9. INPUT will keep the all submitted material (DVDs, DigiBeta cassettes, press material) of all submissions and all productions screened during the conference for use in the INPUT archive.

10. INPUT may use all productions screened during the annual conference strictly for non-profit and educational events such as Mini-INPUT, Best of INPUT, Post INPUT etc. The screening of the submitted production – in full or in part – shall not occur until the organizers of such INPUT events have informed the submitters beforehand about their intention to use the production at such an event.

 Thank you for participating,

   Jim Williamson

   Canadian Coordinator (English) INPUT

 Send submissions to:

 Shipping Address:

Canadian Broadcasting Corporation

205 Wellington St. West, Room 5A300-A

Toronto, Ontario

M5V 3G7

Tel: 1.416.205.8646

Attention: Ilka de Laat (that’s me)

Blood in the Mobile

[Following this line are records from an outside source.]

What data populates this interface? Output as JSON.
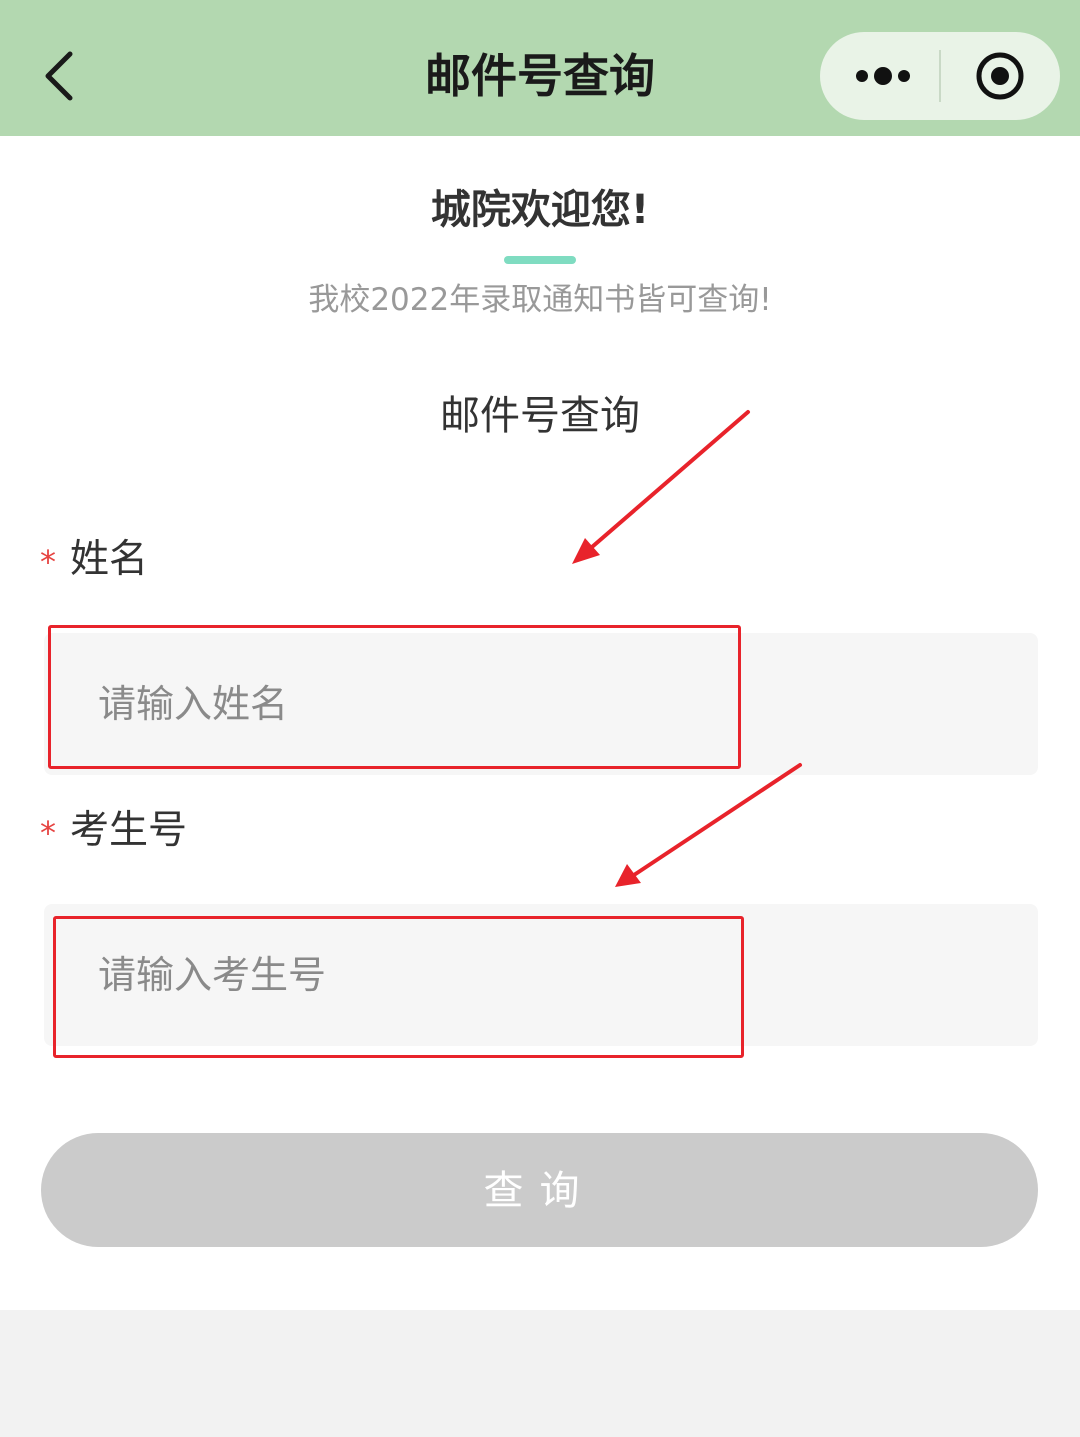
{
  "navbar": {
    "title": "邮件号查询",
    "back_icon": "chevron-left-icon",
    "more_icon": "more-dots-icon",
    "close_icon": "target-circle-icon"
  },
  "header": {
    "welcome": "城院欢迎您!",
    "subtitle": "我校2022年录取通知书皆可查询!"
  },
  "form": {
    "title": "邮件号查询",
    "required_mark": "*",
    "name_label": "姓名",
    "name_placeholder": "请输入姓名",
    "name_value": "",
    "exam_label": "考生号",
    "exam_placeholder": "请输入考生号",
    "exam_value": "",
    "submit_label": "查询"
  },
  "colors": {
    "navbar_bg": "#b3d8b0",
    "accent_bar": "#7fdcc1",
    "required_star": "#e64340",
    "annotation_red": "#e8232b",
    "button_disabled": "#cbcbcb"
  }
}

Danish filmmaker, Frank Piasecki Poulsen, has a Nokia cell phone and has heard that there may be conflict minerals in his phone. When Nokia refuses to acknowledge his request for a transparent supply chain, he goes to the Congo to visit the mines. The documentary is gripping at times because even though the Congo has the highest concentration of UN troops, the UN refuses to chaperone the filmmaker as he visits one of the largest mines in Bisie. The mine is currently controlled by a militia, the 85th Brigade which has gone rogue from the DRC military. Between 15,000 and 25,000 people live at the mine, valued at approximately $70 billion US. The shafts are improvised and highly dangerous. The filmmaker takes us down into the shaft accompanied by a minor. The 85th Brigade tax the workers so heavily that they become indentured servants – essentially slaves. There is no medial care, clean water, nor proper housing. 
Poulsen then delved into the history of Nokia, which remarkably has a colonial history in the Congo – the corporation started as a rubber boot company and bought rubber from King Leopold’s rubber slave colonies. Today Nokia is one of the biggest corporations in the world. They claim they are leaders in social responsibility. The filmmaker visits scientists in Germany who claim they can “fingerprint” the source of minerals directly to specific mines, thus no cellphone company can claim that they can’t know the source of the minerals. Poulsen then returns to Nokia to confront the company, however he makes no headway with them in his attempt to achieve a transparent supply chain.
This is today’s “blood diamond” story. I found it a brave film. What I don’t know is how much corporations like Nokia have been doing lately to assure that their products are conflict-mineral free. I doubt they have come along very far since the film was made in 2010. For more on the film or how to contribute to the cause, please visit the official website here.